Perhaps the assertion that $150 billion was shipped off each year from the U.S. to offshore sportsbooks wasn’t so exaggerated. Sports gambling opponents scoffed at the number as the Supreme Court was working to reverse the Professional and Amateur Sports Protection Act of 1992 (PASPA) in May 2018, but new figures on how much was taken in this past September adds credibility to the figure. The handle for the month as almost $1.4 billion, and that’s with only a small handful of states – 13, to be exact – offering legalized sports wagers.
The tally was provided by the American Gaming Association (AGA), a group that campaigns for further legalized gambling across the country. The group recently pointed out that there are now 52 million Americans who can place legal sports bets in the U.S., three times as many as what was seen a year ago.
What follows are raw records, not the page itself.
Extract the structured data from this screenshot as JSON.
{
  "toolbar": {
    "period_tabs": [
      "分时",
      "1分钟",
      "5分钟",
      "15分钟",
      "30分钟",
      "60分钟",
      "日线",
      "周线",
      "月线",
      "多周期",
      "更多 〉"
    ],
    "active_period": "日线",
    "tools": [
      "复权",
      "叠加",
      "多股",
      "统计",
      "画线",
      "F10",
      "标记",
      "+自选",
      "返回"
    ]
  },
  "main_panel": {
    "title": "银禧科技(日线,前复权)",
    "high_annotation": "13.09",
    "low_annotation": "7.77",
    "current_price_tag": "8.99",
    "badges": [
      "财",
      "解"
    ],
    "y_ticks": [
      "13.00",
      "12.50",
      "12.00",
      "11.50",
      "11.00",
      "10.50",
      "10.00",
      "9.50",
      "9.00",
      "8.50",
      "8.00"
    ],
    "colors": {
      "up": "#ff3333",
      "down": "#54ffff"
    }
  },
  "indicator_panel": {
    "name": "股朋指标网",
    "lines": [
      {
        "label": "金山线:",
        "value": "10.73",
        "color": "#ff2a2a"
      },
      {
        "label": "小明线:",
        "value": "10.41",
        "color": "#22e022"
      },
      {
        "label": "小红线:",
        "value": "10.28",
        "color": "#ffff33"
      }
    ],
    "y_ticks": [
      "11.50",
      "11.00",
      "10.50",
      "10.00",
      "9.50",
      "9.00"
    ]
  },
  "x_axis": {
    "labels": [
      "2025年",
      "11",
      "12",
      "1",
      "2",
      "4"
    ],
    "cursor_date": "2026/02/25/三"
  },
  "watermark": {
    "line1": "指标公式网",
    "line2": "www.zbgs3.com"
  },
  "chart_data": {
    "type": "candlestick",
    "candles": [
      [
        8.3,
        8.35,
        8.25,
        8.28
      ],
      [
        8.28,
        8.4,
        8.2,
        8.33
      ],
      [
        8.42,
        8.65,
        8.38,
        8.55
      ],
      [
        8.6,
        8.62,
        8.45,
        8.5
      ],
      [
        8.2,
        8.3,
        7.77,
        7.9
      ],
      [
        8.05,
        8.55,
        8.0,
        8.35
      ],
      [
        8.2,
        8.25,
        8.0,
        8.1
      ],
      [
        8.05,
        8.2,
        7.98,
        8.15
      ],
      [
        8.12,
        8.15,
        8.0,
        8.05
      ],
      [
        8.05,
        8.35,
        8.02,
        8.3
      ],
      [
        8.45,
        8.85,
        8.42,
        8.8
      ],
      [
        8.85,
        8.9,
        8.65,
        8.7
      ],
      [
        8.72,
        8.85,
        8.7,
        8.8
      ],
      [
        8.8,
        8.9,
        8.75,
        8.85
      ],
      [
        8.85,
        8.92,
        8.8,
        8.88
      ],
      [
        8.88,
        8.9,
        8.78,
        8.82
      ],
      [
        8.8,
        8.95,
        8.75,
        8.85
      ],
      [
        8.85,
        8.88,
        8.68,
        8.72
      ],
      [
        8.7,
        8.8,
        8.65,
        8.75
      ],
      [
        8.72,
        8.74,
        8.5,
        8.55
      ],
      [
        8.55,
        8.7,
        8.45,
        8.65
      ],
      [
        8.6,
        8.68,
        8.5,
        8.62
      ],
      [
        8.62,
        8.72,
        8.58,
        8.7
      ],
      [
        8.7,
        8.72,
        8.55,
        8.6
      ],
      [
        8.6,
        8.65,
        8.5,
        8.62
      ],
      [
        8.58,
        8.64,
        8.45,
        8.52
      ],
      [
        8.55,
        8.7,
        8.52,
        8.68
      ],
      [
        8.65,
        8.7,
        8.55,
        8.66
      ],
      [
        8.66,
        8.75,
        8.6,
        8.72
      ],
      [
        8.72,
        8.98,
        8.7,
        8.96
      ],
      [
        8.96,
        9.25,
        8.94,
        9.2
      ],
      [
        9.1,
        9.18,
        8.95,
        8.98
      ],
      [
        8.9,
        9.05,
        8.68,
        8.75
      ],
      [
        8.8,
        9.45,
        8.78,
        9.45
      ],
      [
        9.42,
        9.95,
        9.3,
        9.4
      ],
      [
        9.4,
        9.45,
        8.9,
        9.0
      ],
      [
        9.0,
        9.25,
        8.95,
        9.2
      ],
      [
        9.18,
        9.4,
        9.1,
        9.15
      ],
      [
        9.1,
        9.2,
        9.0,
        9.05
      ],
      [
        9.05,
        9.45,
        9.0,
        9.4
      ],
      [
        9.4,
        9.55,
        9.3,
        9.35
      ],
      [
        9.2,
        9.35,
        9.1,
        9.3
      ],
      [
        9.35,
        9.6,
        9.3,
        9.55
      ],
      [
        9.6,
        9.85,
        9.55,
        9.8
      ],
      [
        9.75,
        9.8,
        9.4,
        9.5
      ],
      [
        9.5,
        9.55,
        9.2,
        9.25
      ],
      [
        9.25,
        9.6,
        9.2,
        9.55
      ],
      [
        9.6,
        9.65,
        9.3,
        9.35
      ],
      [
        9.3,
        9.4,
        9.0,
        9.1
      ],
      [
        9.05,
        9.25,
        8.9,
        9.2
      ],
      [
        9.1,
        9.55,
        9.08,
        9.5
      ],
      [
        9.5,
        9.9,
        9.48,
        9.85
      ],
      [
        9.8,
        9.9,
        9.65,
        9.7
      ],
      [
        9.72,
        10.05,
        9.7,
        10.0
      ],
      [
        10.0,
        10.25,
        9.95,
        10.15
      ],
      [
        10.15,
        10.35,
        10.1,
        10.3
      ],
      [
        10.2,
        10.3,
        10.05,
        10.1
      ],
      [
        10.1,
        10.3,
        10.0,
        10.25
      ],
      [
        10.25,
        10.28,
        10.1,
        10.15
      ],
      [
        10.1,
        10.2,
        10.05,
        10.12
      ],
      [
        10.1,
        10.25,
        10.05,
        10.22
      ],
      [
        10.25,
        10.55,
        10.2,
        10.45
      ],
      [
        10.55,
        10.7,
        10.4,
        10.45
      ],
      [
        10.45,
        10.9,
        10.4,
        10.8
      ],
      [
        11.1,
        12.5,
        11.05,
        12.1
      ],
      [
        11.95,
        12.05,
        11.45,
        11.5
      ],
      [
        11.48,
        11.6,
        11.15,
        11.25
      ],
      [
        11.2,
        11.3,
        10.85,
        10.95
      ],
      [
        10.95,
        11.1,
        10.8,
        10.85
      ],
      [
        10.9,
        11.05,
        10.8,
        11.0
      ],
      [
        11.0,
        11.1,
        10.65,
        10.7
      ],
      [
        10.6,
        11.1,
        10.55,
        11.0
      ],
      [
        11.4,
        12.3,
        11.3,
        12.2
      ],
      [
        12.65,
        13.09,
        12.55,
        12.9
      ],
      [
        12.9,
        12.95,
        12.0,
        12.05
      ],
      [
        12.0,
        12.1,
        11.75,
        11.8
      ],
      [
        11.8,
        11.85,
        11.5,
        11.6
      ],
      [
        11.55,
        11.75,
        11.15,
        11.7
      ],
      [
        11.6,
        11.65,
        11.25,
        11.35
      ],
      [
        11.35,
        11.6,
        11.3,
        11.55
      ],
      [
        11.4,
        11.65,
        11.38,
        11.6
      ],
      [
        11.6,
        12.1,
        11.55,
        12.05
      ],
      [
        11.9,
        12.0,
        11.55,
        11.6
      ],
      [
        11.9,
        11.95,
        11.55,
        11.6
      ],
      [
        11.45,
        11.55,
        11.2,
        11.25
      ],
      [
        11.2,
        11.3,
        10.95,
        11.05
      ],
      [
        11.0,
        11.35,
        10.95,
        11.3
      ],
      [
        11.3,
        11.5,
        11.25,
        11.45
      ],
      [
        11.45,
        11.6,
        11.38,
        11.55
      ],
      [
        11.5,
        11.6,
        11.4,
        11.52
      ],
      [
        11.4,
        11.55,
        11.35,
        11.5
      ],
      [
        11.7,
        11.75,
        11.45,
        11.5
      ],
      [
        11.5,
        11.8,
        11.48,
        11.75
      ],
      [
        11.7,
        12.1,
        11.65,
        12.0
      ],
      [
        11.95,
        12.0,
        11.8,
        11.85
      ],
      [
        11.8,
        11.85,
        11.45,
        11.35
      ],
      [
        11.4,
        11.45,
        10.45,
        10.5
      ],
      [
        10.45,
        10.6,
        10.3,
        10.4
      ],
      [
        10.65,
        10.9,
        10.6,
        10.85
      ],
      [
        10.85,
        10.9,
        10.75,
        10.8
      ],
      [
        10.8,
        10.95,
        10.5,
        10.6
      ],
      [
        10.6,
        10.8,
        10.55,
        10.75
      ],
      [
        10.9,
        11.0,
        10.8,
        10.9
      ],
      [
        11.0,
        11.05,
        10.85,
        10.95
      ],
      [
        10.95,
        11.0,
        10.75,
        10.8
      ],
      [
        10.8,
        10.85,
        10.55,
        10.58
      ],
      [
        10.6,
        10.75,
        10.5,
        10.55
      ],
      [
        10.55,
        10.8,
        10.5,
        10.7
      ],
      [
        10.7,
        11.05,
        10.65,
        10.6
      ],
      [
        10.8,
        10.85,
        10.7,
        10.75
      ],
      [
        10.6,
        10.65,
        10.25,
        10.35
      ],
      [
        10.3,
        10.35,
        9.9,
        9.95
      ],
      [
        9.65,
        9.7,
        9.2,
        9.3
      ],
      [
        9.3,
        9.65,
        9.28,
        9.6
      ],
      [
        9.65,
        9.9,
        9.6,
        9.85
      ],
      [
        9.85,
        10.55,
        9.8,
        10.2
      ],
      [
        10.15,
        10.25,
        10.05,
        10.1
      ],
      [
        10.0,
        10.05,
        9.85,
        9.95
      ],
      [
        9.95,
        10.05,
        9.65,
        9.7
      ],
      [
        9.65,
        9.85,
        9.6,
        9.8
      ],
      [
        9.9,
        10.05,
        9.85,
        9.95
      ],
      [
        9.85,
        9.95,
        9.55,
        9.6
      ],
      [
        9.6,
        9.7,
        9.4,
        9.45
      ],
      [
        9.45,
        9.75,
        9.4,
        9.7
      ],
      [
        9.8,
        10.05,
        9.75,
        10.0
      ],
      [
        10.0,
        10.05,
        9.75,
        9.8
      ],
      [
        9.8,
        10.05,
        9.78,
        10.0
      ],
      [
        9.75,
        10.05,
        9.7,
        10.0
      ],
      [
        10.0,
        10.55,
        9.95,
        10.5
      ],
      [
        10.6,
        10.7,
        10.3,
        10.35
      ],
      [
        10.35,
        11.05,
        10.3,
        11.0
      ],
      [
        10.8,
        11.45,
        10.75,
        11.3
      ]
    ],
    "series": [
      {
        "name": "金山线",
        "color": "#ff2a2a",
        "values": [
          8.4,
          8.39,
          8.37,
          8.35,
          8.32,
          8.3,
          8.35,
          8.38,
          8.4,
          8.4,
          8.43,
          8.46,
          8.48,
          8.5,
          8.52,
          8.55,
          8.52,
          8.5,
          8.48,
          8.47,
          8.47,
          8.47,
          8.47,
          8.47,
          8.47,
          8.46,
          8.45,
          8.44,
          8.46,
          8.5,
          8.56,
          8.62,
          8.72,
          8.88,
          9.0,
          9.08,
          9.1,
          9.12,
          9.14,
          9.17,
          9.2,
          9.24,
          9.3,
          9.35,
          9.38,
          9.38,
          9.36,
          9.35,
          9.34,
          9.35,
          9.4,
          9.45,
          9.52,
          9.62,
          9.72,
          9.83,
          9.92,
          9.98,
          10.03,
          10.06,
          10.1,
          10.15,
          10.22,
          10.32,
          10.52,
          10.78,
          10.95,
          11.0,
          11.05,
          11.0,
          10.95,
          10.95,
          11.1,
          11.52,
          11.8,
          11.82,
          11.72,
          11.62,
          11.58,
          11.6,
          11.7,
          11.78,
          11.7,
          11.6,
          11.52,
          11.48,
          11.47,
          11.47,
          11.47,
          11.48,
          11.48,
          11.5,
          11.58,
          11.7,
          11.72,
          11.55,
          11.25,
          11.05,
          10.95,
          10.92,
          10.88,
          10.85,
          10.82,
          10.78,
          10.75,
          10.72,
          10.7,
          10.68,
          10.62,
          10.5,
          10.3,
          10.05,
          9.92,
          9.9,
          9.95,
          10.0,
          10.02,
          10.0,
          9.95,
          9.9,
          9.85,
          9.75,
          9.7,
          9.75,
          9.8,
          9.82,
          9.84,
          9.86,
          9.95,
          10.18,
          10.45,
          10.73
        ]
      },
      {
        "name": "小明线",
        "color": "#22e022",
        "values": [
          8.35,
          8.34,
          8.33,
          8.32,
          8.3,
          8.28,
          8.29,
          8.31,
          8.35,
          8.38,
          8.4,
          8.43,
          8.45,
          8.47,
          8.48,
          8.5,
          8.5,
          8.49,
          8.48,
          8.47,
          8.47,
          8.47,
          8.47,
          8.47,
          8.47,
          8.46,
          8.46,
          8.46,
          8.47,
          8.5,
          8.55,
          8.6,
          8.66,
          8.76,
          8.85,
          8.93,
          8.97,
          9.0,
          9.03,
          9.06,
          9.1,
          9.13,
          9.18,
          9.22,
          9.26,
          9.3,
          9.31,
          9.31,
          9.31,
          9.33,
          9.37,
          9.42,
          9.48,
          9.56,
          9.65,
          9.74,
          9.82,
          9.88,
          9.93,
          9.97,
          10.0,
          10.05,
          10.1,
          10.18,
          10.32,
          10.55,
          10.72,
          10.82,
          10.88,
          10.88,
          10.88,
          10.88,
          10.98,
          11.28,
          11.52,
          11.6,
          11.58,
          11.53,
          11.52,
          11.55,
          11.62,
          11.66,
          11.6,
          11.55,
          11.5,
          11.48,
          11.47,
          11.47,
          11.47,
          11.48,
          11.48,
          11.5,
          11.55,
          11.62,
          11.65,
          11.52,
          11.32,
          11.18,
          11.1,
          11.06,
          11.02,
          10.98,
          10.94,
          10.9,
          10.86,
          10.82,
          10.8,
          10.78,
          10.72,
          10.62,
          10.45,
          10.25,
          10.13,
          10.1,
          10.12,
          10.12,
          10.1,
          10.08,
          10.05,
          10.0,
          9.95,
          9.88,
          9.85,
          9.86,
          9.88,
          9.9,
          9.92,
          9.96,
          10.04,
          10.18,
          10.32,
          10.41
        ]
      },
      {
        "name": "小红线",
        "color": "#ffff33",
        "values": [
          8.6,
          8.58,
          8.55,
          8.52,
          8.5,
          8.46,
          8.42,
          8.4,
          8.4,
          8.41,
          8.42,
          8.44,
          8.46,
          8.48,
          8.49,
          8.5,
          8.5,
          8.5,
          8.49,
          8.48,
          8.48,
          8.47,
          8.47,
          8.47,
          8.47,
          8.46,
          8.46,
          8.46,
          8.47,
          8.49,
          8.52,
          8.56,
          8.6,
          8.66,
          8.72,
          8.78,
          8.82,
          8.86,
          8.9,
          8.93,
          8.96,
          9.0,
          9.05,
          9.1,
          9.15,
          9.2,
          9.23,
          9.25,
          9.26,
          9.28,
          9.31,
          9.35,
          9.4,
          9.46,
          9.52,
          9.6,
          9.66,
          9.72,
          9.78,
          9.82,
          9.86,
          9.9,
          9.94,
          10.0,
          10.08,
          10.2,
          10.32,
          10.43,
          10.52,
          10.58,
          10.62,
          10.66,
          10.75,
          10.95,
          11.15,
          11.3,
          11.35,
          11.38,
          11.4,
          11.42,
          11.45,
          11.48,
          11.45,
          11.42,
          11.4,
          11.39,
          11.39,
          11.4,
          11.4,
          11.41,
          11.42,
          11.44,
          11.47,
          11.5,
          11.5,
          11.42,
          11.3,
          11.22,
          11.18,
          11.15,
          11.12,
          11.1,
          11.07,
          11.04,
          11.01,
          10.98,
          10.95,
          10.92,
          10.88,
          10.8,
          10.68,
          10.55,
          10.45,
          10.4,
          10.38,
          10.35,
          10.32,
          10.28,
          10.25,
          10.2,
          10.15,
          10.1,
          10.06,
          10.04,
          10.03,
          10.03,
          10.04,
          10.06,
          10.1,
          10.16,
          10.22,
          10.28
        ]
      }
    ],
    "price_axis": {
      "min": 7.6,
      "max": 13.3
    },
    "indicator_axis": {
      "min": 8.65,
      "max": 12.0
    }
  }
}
At that time, only six states – Delaware, Mississippi, Nevada, New Jersey, New Mexico and West Virginia – had authorized the activity.
$7.8 billion in wagers were taken during the first nine months of the year, $1.2 billion more than what was seen across all 12 months of last year. This figure can expect to jump exponentially, thanks to new legislation in several more states that are preparing to roll out legal sports gambling markets. Among these are Illinois, Montana, New Hampshire, North Carolina, Tennessee and Washington, DC.
In addition to the expansion of legal states, the legal framework is going to be key to greater growth. How operators are licensed and taxed will make a huge difference and how the activity is allowed will also play a major role. Mobile sports gambling will be a sure bet that states will capture a larger amount of gambling dollars, as states that offer Internet-based platforms are overwhelmingly seeing greater online wagers. In New Jersey, for example, 82% of all bets come through mobile solutions.
New Jersey was the state that got the ball rolling for legalized sports gambling in the country and has been rewarded handsomely for its efforts. Being one of the first to have a flexible program, including online platforms, it has been able to attract gamblers from New York, Pennsylvania and others, all of whom only have to cross over the border, find a place to stop and place their bets.
Gamblers are going to gamble – this has already been unequivocally substantiated by numerous studies. The only logical course of action is to respond favorably and capture the economic benefit the activity will provide. This is also the only way to ensure that consumers are protected from shysters and scammers. The sooner states realize this, the better off they’ll be.